DEAR ABBY: May I offer a slightly different point of view regarding "D.S.'s" comments in your column about explicit articles in women's magazines?

As a therapist, I have treated a number of lonely, socially inadequate men and women who have had little social contact with others and lack the skills to develop warm and sexually satisfying relationships. Some of these people have physical disabilities; some are excessively shy, withdrawn or physically unattractive. It is this population, and many of us who are seeking a little escape -- and yes, even titillation (heaven forbid!) -- who read the articles in women's magazines. Personally, I have seen articles that were helpful to women who have had very little exposure to the nuances of their sexuality. In fact, I have recommended several of these articles to clients because they normalize sexuality.

I say to women who are offended by these articles, "Don't buy the magazines." There's room for all kinds of people in this world. What could be more positive than reading about love and sex?

It is my hope that those obsessed with pornographic reading material seek therapy, for that obsession is extreme behavior which indicates the need for intervention. I suggest that "D.S.'s" overly concerned response to magazine articles is indicative of her own problems.

Thank you for giving me a forum. It galls me to see repression by people who need to "get a life." -- BARBARA ROSENKRANTZ, M.A.

DEAR MS. ROSENKRANTZ: Your letter was a breath of fresh air.

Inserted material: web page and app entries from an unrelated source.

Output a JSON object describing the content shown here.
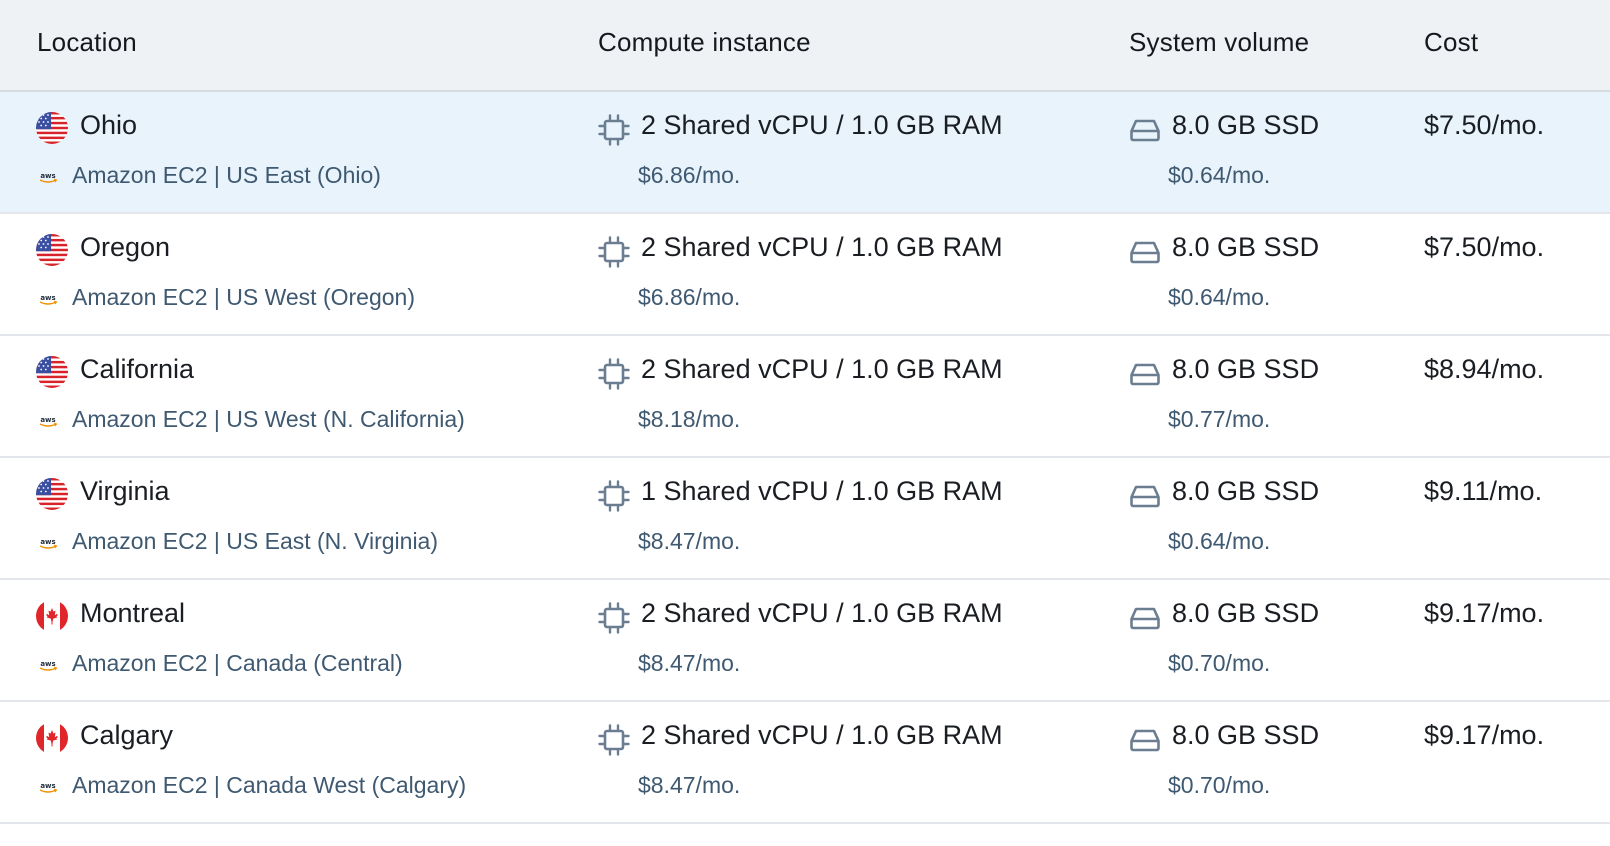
{
  "header": {
    "location": "Location",
    "compute": "Compute instance",
    "volume": "System volume",
    "cost": "Cost"
  },
  "rows": [
    {
      "location": "Ohio",
      "flag": "us-flag-icon",
      "provider": "Amazon EC2 | US East (Ohio)",
      "compute": "2 Shared vCPU / 1.0 GB RAM",
      "compute_cost": "$6.86/mo.",
      "volume": "8.0 GB SSD",
      "volume_cost": "$0.64/mo.",
      "cost": "$7.50/mo.",
      "selected": true
    },
    {
      "location": "Oregon",
      "flag": "us-flag-icon",
      "provider": "Amazon EC2 | US West (Oregon)",
      "compute": "2 Shared vCPU / 1.0 GB RAM",
      "compute_cost": "$6.86/mo.",
      "volume": "8.0 GB SSD",
      "volume_cost": "$0.64/mo.",
      "cost": "$7.50/mo."
    },
    {
      "location": "California",
      "flag": "us-flag-icon",
      "provider": "Amazon EC2 | US West (N. California)",
      "compute": "2 Shared vCPU / 1.0 GB RAM",
      "compute_cost": "$8.18/mo.",
      "volume": "8.0 GB SSD",
      "volume_cost": "$0.77/mo.",
      "cost": "$8.94/mo."
    },
    {
      "location": "Virginia",
      "flag": "us-flag-icon",
      "provider": "Amazon EC2 | US East (N. Virginia)",
      "compute": "1 Shared vCPU / 1.0 GB RAM",
      "compute_cost": "$8.47/mo.",
      "volume": "8.0 GB SSD",
      "volume_cost": "$0.64/mo.",
      "cost": "$9.11/mo."
    },
    {
      "location": "Montreal",
      "flag": "ca-flag-icon",
      "provider": "Amazon EC2 | Canada (Central)",
      "compute": "2 Shared vCPU / 1.0 GB RAM",
      "compute_cost": "$8.47/mo.",
      "volume": "8.0 GB SSD",
      "volume_cost": "$0.70/mo.",
      "cost": "$9.17/mo."
    },
    {
      "location": "Calgary",
      "flag": "ca-flag-icon",
      "provider": "Amazon EC2 | Canada West (Calgary)",
      "compute": "2 Shared vCPU / 1.0 GB RAM",
      "compute_cost": "$8.47/mo.",
      "volume": "8.0 GB SSD",
      "volume_cost": "$0.70/mo.",
      "cost": "$9.17/mo."
    }
  ],
  "colors": {
    "header_bg": "#eff2f5",
    "selected_row_bg": "#e8f3fc",
    "secondary_text": "#3f5971",
    "icon": "#6b7e91"
  }
}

Obviously a great many readers are interested in the information that frank articles about sex provide, which is the reason publishers are doing such a land-office business at supermarkets.

Only when readers demonstrate that those articles are no longer of interest will the contents of magazines change.